Courtesy of the Royal Society

ƐPSILON is both a research consortium and a developing, flexible, technical infrastructure for recreating the network of practitioners who expanded scientific knowledge in the long nineteenth century.  It will promote and support the digital creation, delivery, and preservation of scientific correspondence. Designed to link letter-texts from multiple sources for cross-searching and analysis, Epsilon will open up c19th science letters to the next generation of researchers and the widest possible public audience.

Its founding partners are:

A beta version of the site will be demonstrated at the History of Science Society meeting in Toronto in November 2017. We expect it to be publicly accessible in 2018.


ƐPSILON is being designed to:

  • Maintain the independent identity of ongoing projects
  • Recognise the right of the originator to be identified
  • Accept material in multiple formats
  • Offer different levels of controlled access

And to take texts, metadata, and images from:

  • Completed and ongoing born-digital projects
  • Orphaned digital projects
  • Print only projects, completed, in progress, in and out of copyright
  • Print and digital projects in various formats
  • Ebook publications
  • Individual digital transcriptions of letters created by scholars
  • Crowd-sourced transcription from digitised images

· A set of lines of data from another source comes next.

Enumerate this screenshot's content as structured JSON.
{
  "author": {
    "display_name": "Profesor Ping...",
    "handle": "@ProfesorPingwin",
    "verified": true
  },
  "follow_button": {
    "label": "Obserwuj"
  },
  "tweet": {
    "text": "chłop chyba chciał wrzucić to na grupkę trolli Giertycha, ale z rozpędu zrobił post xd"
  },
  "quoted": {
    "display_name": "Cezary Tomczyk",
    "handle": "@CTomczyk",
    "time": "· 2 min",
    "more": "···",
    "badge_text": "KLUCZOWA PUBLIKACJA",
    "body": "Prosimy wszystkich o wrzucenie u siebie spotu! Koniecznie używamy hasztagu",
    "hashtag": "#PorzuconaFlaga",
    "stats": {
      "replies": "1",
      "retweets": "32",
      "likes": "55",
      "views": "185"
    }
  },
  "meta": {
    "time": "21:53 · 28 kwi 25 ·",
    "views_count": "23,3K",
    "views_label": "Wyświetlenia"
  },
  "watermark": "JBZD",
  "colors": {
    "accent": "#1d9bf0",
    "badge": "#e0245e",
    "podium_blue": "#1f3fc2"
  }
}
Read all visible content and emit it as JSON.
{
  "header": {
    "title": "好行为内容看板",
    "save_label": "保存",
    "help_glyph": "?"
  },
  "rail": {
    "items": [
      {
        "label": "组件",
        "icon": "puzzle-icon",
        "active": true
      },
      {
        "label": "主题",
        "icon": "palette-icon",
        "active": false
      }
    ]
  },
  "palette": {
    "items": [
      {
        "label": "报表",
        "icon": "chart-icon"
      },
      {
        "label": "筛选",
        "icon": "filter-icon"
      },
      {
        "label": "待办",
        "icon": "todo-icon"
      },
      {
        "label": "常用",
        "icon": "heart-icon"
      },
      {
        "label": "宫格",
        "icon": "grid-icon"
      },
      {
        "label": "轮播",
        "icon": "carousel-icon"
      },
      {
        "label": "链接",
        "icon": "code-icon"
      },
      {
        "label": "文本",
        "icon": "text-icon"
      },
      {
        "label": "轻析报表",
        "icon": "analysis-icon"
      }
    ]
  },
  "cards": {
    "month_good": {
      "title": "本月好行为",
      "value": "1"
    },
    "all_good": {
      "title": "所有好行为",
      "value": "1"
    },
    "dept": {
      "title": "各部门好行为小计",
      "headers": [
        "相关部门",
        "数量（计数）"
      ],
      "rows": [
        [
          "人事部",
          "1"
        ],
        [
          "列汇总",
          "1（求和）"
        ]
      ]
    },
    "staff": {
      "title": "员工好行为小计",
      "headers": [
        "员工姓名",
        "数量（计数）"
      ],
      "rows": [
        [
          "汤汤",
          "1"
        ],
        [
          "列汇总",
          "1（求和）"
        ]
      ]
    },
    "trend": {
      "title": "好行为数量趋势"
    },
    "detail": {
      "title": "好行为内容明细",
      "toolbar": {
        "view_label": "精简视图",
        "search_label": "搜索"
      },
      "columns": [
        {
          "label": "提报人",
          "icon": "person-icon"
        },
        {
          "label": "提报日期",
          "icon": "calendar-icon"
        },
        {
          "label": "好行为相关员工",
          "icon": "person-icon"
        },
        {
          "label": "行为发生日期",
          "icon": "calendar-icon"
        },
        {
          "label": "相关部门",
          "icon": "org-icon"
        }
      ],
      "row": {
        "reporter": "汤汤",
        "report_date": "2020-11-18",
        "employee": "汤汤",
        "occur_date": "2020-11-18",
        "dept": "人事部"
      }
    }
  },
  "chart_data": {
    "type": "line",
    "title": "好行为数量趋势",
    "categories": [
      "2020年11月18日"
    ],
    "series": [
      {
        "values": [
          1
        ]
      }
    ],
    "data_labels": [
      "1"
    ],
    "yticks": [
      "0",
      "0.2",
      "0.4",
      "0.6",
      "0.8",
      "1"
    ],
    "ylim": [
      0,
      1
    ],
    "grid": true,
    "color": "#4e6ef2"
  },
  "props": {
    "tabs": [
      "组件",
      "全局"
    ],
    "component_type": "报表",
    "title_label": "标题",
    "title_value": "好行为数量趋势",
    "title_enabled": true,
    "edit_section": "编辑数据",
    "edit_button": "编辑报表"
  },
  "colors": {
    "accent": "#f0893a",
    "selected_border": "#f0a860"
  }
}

How? We map letter data to TEI P5 XML encoding using the <correspDesc> metadata exchange element set. Advice on conversion and on using XML as an editing format is available.   Search is powered by XTF, an open source tool.

 

 

 

 

Interested? We would like to hear from you.

To find out more or sign up to hear when ƐPSILON goes live, please email us, using the subject line 'Epsilon', at darwin@lib.cam.ac.uk


Why ƐPSILON? The fifth letter of the Greek alphabet is used as a variable in almost every branch of science.  Its range of meanings include ‘set membership’, ‘elasticity’, and an ‘arbitrarily small positive quantity’.  And it also stands for ‘Epistles of Science in the Long Nineteenth century’.


ƐPSILON is funded, via the Darwin Correspondence Project and Cambridge University Library, as a publicly accessible platform, and as a repository for accepted TEI XML encoded data.


Have letters? Have ideas? Please join us.